Plano Senior High School
The Azuchi-Momoyama Period in Japanese history came at the end of the Warring States Period. It marked new beginnings of political unification and looked to steer away from the chaos of the previous period. To that end, the Momoyama elite sought to solidify their position through patronage of the arts since it suggested the sophistication that was a far cry from the disorderly Warring States period.1 It was also during this time that the Japanese artists looked to nature as to retire from the chaos inspired by reality. Taoist philosophy took hold as the concept of escaping into the natural world from the chaos of daily life gained popularity, and the art of the period followed.
The Eight Immortals of the Wine Cup in particular exemplify the unique escapist attitude of the Momoyama period. As with all Taoists artworks, the natural world is focus of the screens; even though the hsien, or immortals, appear to be in a very indoors environment, the entire scene itself is out in the natural world.2 It is reflective of the escapist attitude of the Momoyama period where the Taoists would look to the natural world to escape from the chaos of reality, such as in the case of the screens where the immortals attempt to leave the interior spaces of their drinking party to the surrounding landscape. Likewise, the immortals, themselves also symbolized spirituality and escape from the chaos of reality.3 The immortals also communicate a connection between mankind and the natural world. That the immortals sought to abandon everyday life and achieve true enlightenment, but that they choose to envelope themselves in the natural world is the artist telling the viewer that transcendentalism is achieved by a concentration on nature. By being drunk, the immortals are also very “pure” according to Taoist philosophy and the artist depicts them harmonically...

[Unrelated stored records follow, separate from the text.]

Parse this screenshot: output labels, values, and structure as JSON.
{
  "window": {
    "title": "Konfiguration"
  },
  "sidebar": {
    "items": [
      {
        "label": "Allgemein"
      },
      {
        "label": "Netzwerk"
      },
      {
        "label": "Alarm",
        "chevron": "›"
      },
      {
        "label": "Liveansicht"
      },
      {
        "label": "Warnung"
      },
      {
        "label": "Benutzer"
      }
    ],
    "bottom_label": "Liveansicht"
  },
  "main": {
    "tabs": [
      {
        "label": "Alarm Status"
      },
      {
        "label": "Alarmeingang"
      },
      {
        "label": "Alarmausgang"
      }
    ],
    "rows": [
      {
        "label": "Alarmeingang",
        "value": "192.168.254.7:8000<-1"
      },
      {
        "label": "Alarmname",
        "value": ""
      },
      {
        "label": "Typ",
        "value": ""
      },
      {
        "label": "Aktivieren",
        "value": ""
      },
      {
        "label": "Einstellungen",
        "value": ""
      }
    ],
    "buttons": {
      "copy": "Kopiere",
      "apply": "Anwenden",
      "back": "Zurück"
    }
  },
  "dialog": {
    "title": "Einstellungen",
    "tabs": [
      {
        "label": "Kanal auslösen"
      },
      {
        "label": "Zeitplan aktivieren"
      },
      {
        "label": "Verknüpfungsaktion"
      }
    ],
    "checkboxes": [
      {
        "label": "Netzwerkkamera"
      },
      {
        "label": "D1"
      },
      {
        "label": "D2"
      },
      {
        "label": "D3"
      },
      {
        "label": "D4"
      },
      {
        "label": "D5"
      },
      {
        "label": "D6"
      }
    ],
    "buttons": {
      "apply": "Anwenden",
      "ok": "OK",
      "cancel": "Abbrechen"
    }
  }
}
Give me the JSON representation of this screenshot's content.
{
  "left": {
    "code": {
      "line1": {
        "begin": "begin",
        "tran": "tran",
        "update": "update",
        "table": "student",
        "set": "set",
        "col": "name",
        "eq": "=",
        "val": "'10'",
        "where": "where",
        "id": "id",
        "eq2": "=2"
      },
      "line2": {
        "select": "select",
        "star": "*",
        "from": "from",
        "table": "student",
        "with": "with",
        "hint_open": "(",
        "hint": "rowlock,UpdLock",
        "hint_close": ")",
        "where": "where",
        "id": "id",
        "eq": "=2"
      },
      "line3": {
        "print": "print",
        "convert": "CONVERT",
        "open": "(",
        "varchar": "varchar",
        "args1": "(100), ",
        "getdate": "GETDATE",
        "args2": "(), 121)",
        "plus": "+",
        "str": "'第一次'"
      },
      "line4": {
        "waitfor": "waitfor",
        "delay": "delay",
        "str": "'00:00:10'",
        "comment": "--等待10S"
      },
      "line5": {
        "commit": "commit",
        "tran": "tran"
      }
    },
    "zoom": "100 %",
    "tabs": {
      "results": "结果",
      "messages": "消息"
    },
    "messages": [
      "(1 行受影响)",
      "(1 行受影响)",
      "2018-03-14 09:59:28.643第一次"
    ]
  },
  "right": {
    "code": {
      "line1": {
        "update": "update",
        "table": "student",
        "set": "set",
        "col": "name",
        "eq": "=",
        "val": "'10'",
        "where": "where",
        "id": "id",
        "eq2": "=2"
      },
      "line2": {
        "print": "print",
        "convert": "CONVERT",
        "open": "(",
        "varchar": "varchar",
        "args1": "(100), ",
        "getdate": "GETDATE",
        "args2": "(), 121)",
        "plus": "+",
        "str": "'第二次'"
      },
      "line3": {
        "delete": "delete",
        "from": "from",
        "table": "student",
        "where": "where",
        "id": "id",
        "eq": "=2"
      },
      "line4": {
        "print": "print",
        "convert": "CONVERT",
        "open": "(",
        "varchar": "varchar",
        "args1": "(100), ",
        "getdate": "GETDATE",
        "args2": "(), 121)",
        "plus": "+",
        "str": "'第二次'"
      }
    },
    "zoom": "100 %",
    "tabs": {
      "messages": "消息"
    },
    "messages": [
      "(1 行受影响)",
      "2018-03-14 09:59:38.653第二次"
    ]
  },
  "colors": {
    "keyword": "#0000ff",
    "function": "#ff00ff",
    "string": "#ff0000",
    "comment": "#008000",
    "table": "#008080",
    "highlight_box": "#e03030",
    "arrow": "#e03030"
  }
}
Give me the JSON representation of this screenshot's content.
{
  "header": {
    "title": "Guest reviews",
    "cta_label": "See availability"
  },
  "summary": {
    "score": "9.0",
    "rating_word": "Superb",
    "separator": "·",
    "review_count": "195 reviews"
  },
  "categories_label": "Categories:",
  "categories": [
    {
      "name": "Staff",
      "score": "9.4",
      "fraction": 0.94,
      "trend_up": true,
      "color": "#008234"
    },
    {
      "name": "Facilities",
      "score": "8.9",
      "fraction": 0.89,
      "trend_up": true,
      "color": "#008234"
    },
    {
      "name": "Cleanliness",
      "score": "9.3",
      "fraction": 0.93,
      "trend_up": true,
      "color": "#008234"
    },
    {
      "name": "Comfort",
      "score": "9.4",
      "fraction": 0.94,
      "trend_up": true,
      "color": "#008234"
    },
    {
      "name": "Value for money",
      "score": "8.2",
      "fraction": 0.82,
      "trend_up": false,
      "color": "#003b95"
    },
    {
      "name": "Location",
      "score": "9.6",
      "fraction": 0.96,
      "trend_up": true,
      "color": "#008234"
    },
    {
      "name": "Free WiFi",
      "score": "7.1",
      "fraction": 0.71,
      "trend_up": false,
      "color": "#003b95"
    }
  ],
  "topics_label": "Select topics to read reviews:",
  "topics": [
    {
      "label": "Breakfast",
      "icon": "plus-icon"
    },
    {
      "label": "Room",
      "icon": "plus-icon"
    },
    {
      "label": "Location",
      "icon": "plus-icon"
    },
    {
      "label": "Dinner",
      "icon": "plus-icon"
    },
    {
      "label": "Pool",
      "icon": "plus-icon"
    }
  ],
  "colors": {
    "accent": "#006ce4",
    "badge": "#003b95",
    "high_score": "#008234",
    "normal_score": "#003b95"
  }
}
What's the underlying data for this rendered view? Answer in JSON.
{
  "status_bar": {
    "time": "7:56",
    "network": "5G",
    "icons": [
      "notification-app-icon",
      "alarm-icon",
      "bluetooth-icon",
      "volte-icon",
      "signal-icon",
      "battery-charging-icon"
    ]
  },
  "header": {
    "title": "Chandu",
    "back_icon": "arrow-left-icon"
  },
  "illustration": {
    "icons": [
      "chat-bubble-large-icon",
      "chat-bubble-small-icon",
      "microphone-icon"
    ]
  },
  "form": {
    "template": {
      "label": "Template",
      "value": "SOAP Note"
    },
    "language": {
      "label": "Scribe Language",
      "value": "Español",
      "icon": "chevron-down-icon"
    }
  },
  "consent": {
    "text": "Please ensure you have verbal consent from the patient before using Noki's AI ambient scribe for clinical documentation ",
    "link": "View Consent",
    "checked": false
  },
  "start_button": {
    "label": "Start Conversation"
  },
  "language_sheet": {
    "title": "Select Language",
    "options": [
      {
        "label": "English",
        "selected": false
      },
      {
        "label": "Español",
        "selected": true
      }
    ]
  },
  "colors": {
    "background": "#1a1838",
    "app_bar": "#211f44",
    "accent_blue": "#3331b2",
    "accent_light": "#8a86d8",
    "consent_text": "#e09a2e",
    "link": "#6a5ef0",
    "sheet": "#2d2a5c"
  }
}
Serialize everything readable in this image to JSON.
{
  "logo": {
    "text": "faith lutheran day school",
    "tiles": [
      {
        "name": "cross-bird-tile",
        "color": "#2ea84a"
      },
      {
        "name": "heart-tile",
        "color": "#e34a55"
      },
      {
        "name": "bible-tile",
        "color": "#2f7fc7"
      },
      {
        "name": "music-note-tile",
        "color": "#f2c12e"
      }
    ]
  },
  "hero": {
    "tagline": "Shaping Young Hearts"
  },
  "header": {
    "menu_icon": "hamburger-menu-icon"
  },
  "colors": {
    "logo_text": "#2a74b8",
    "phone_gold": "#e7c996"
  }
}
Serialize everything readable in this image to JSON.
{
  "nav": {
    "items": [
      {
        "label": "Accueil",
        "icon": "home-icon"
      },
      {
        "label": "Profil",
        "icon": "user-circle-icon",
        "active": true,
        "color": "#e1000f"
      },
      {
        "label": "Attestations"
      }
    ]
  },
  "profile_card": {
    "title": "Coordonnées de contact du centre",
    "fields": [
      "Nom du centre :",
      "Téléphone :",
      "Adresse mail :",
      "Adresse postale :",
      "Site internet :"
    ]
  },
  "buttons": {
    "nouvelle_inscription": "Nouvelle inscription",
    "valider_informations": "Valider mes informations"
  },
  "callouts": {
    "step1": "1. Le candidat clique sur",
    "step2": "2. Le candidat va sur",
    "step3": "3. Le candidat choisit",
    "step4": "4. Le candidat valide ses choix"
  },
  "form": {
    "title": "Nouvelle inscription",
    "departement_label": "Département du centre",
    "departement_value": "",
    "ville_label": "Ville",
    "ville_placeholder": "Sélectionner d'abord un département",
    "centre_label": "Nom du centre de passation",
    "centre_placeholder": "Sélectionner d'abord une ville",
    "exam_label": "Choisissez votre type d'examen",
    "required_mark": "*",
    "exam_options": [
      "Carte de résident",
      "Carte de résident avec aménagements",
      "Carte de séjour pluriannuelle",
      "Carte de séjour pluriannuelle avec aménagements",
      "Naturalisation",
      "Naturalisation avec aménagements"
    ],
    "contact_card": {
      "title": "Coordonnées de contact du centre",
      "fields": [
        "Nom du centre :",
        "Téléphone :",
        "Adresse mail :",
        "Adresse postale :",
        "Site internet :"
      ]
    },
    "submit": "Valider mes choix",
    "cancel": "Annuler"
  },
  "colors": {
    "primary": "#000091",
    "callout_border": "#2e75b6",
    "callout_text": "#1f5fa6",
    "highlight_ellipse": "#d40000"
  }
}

Bibliography: Pitman, Bonnie. Dallas Museum of Art: A Guide to the Collection. Dallas: Dallas Museum of Art, 2012.
Hickman, Money L. Japan’s Golden Age: Momoyama. New Haven: Yale UP in Association with Sun & Star 1996 and Dallas Museum of Art, 1996.
Murase, Miyeko. Turning Point: Decorative Arts in Momoyama Japan. New Haven: Yale UP, 2003.
Murase, Miyeko. Masterpieces of Japanese Screen Painting: The American Collections. New York: Harry N. Abrams Inc. Publishers, 1990.
Doi, Tsugiyoshi. Momoyama Decorative Painting. New York: Weatherhill, 1977.
Please join StudyMode to read the full document